That being said, you can actually already test Smart Lock out on your Chromebook, providing that you’re using the Dev channel of Chrome OS and have a Lollipop smartphone around to test it out with. Remember, the Dev channel isn’t intended for general consumer use.
To activate Smart Lock, you have to tick the corresponding flags (chrome://flags), Easy Unlock and Easy Sign-in. After that you should see a new setting called Smart Lock (beta) appear in the general settings menu. Simply click the set-up button to go through the set-up process. You can read a fully fleshed out guide of the process here.
Once complete, you can unlock your Chromebook using your Lollipop enabled smartphone over a simple Bluetooth connection, which can reach up to 100 feet. A green circular icon in the Chrome OS login box identifies when the device is in range and unlocked, although you will still need to click on the box to sign in to your Chromebook.
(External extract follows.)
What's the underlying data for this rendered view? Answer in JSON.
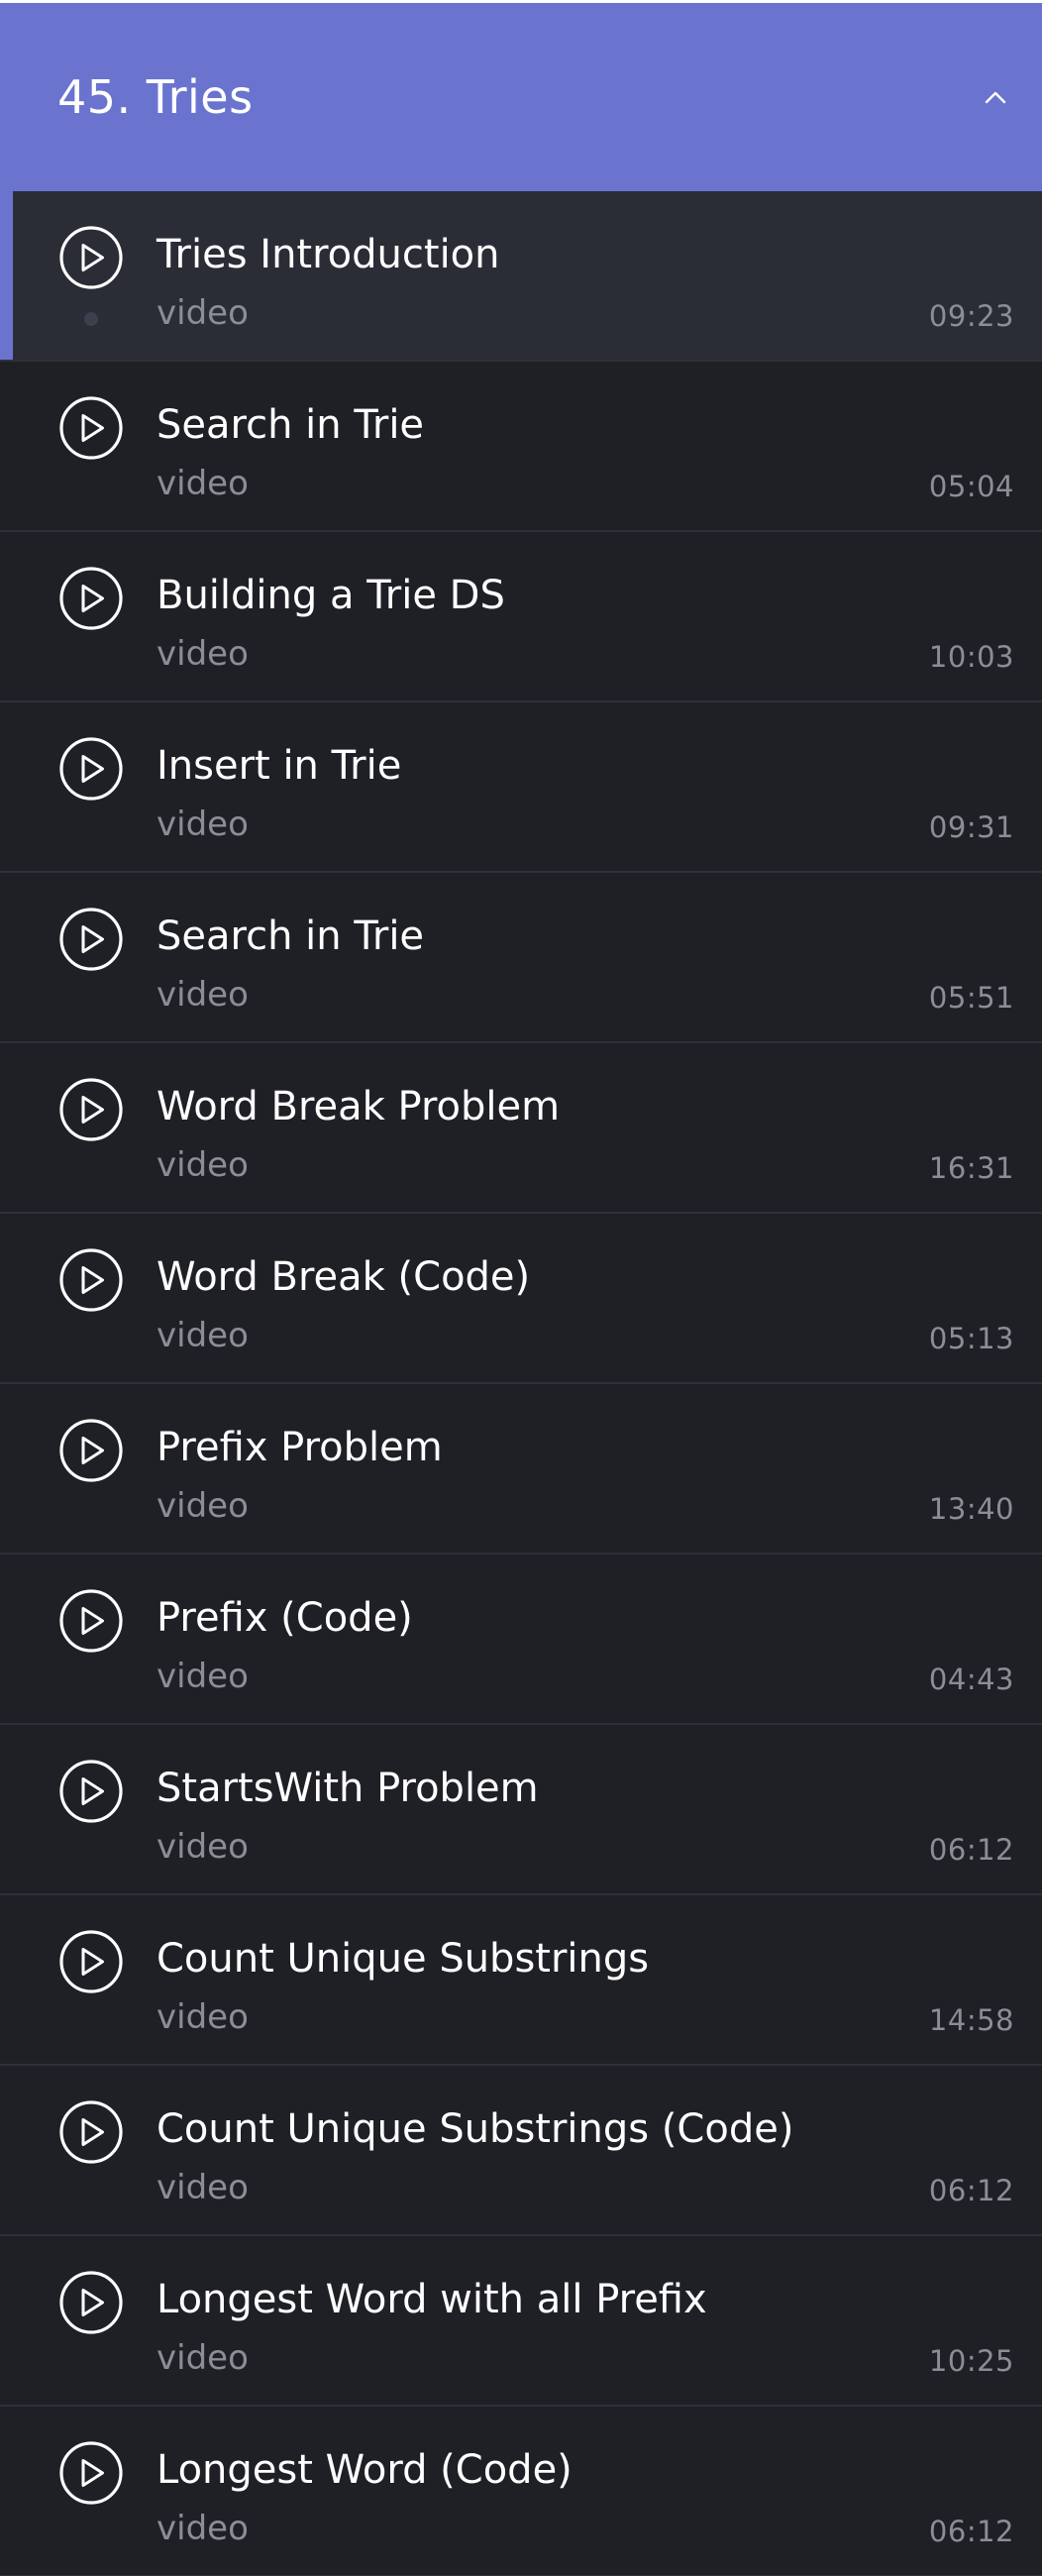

If your phone is locked, the icon will turn yellow and will require you to unlock the phone or enter your usual password to continue.
Whether or not this is more or less secure that a standard password isn’t quite clear. On the one hand having your smartphone nearby doesn’t necessarily mean that you want to unlock your Chromebook, however you still need to unlock your phone for the wireless unlock to work and the feature can be temporarily disabled.
Google still appears to be testing out how well the security feature works, as the option is still hidden away in the Dev build it suggests that a finish release could still be some time away. We are still waiting on an announcement as to when Smart Lock will be making its way to the Stable channel of Chrome OS.